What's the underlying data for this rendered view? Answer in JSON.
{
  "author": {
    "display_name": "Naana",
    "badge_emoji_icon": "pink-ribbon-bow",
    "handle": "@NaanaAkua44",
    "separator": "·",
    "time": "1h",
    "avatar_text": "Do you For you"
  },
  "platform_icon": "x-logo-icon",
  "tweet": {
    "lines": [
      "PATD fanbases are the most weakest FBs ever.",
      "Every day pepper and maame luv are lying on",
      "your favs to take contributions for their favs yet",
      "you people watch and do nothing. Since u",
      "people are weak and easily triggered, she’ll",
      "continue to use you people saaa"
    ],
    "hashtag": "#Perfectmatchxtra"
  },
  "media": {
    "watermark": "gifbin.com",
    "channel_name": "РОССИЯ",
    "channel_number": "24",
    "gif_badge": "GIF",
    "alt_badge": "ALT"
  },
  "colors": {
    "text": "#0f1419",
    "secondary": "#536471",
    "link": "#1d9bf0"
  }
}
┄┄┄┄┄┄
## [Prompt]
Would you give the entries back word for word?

## [Exercise response]
What's the underlying data for this rendered view? Answer in JSON.
{
  "author": {
    "display_name": "Naana",
    "badge_emoji_icon": "pink-ribbon-bow",
    "handle": "@NaanaAkua44",
    "separator": "·",
    "time": "1h",
    "avatar_text": "Do you For you"
  },
  "platform_icon": "x-logo-icon",
  "tweet": {
    "lines": [
      "PATD fanbases are the most weakest FBs ever.",
      "Every day pepper and maame luv are lying on",
      "your favs to take contributions for their favs yet",
      "you people watch and do nothing. Since u",
      "people are weak and easily triggered, she’ll",
      "continue to use you people saaa"
    ],
    "hashtag": "#Perfectmatchxtra"
  },
  "media": {
    "watermark": "gifbin.com",
    "channel_name": "РОССИЯ",
    "channel_number": "24",
    "gif_badge": "GIF",
    "alt_badge": "ALT"
  },
  "colors": {
    "text": "#0f1419",
    "secondary": "#536471",
    "link": "#1d9bf0"
  }
}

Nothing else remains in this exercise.